One issue you may encounter as you search for a good new or used car is that certified pre-owned vehicles tend to be a little more expensive than traditional used cars. There are a few reasons for this, but the primary one is that automakers need to charge a little more for a certified pre-owned car in order to make it financially viable to offer a warranty.
What you’ll need to consider is just how much more you’re willing to pay for that CPO warranty. For instance, if you’re thinking about buying a used car without a warranty that’s priced at $30,000 or a vehicle with a CPO warranty for $32,000, you’ll have to consider whether the warranty is worth that extra $2,000. For some reliable cars, it may not be. For cars that are notoriously unreliable or for luxury vehicles that can be expensive to fix, it might be worth it to spend the extra $2,000.
Warranty Already Included?
Something else you should consider before you sign the papers on a certified pre-owned car is whether the vehicle has any manufacturer warranty left. If it does, and if you don’t plan to keep the car very long, it may not be worth spending the extra money for a certified pre-owned vehicle.
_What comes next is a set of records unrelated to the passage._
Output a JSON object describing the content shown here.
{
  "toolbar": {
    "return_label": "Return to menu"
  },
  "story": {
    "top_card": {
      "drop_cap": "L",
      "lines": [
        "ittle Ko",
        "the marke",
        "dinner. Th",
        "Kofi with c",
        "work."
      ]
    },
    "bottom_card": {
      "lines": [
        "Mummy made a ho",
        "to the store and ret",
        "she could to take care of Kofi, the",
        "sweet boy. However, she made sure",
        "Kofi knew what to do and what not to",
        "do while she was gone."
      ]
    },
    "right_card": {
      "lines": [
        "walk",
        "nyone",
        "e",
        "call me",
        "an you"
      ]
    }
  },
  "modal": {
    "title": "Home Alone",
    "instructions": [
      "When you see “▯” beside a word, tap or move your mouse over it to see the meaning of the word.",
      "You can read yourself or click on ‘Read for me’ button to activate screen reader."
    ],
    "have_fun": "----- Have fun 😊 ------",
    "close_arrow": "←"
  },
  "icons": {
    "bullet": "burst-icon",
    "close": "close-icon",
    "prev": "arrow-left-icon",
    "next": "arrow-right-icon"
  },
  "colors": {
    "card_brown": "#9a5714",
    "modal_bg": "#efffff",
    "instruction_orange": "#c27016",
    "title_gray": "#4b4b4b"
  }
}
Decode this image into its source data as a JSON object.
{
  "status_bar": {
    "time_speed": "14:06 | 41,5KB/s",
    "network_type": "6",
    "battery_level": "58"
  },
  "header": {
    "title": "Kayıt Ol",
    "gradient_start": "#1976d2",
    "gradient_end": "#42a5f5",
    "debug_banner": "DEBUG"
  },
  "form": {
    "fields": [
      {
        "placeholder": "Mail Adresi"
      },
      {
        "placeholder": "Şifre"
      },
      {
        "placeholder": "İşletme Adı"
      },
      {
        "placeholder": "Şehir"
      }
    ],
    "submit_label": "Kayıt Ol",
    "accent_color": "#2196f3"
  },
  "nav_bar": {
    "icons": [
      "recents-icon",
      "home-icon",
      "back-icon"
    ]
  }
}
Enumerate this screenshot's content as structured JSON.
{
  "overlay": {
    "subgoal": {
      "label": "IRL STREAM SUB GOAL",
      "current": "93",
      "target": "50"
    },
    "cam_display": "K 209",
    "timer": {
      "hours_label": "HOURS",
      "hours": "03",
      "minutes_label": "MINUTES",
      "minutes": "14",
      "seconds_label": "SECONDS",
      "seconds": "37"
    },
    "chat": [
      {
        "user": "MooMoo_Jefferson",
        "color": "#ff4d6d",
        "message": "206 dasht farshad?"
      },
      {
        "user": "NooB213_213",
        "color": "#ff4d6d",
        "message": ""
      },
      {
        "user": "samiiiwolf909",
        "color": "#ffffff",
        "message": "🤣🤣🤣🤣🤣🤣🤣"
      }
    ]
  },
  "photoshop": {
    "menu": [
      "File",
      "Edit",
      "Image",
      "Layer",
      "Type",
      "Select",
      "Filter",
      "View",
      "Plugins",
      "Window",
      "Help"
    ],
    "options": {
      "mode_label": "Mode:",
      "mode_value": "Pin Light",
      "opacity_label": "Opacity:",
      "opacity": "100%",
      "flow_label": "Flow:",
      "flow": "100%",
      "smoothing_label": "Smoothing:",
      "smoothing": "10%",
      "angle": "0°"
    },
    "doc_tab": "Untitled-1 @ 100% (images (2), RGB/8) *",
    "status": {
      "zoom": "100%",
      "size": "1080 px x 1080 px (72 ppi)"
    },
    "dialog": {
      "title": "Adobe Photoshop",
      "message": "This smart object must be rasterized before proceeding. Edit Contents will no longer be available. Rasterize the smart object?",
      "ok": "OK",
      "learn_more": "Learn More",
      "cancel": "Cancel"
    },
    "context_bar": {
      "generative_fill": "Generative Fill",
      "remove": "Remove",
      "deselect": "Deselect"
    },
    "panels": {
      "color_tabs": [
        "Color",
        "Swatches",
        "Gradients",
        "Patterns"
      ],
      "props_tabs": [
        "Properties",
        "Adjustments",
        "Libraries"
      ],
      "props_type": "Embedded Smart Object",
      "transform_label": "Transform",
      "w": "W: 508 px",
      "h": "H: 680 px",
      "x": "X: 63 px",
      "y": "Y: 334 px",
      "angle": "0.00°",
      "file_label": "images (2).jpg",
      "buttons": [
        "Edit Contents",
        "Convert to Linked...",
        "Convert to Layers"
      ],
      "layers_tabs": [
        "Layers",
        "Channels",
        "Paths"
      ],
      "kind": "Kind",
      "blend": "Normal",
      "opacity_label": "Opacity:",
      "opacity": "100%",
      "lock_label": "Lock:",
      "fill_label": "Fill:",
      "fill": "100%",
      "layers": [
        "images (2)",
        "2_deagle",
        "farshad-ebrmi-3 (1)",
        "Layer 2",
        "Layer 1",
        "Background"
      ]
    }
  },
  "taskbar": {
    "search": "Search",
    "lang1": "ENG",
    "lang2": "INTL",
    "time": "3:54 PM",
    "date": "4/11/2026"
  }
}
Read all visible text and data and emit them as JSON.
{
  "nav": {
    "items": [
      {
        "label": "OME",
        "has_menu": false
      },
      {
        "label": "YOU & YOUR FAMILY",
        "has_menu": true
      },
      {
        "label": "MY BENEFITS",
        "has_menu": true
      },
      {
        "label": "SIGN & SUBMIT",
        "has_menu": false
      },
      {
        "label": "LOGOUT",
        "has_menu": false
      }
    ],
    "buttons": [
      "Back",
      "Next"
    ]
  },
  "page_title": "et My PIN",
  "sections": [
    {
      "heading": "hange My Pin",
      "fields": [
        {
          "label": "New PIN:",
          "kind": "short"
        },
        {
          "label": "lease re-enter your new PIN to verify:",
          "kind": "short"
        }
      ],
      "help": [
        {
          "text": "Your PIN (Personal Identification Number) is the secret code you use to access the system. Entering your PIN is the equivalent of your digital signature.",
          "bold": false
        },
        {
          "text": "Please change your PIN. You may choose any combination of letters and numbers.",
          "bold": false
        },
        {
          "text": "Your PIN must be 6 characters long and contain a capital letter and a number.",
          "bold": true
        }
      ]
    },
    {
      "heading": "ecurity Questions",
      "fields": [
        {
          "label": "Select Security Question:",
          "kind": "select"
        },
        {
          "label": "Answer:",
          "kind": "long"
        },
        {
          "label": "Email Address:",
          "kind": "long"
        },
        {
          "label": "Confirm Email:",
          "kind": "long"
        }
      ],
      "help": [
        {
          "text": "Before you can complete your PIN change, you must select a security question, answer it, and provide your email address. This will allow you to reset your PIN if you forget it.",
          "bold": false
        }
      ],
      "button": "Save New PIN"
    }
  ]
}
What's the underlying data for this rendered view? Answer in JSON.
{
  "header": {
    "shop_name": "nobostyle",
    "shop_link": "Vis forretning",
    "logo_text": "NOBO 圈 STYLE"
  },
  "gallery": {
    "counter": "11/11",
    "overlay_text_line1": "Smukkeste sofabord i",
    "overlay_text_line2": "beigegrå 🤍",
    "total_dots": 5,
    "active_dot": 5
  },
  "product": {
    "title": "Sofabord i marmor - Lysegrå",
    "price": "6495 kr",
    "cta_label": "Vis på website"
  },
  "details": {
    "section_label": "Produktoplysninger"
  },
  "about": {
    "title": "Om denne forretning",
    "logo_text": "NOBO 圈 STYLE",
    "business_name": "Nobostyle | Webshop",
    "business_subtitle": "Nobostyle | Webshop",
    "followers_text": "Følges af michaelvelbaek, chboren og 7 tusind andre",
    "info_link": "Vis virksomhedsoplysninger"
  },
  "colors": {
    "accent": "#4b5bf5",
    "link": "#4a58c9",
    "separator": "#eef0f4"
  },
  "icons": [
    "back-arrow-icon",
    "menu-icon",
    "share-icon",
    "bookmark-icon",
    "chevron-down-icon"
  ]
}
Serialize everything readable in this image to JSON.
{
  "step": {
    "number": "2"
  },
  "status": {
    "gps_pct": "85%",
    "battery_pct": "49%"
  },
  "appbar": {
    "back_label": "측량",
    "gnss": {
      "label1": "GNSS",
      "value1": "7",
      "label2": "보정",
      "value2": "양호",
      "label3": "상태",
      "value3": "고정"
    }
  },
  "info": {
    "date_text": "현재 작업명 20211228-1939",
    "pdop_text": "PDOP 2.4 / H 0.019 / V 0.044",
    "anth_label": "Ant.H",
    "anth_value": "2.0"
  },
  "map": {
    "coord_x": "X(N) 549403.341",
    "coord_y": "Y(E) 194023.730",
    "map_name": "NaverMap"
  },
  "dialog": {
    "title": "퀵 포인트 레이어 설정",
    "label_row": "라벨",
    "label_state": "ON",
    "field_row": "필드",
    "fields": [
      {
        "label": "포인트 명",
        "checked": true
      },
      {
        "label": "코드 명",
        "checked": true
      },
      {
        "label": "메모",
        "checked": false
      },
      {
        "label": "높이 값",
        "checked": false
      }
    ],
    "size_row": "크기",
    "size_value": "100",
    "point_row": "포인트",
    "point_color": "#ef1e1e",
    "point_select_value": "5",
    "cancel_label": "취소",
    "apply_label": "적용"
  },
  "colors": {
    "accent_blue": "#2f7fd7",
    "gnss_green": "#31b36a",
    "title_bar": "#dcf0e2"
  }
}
As an example, consider two different used 2013 Honda CR-V models. One is available from a Honda dealer with a certified pre-owned warranty, while the other is a regular used car with no warranty. In this case, the vehicle with no warranty actually includes the balance of the manufacturer warranty, which covers the entire car through 2016 and the powertrain through 2018. If you don’t plan on keeping the car that long, spending the extra money on a certified pre-owned warranty might be a bad idea.
Since certified pre-owned vehicles can be sold only by authorized dealerships from the same brand as the vehicle, you might find that certified pre-owned vehicle selection can be a little thin. For example, if you have only one Ford dealership near you, you’ll be at that dealer’s mercy when it comes to certified pre-owned selection unless you want to drive a long distance to another dealership. Buying a traditional used car, meanwhile, opens up a wider selection and a greater range of possibilities.
Consider an Aftermarket Warranty
Another drawback to a CPO warranty is that it isn’t always the least expensive option. In most cases, dealerships offer a wide variety of aftermarket warranties for pre-owned vehicles, and you can always opt for one if you’re nervous about potential issues down the line. Sometimes this is a cheaper option than spending the extra money on a certified pre-owned vehicle from a dealership.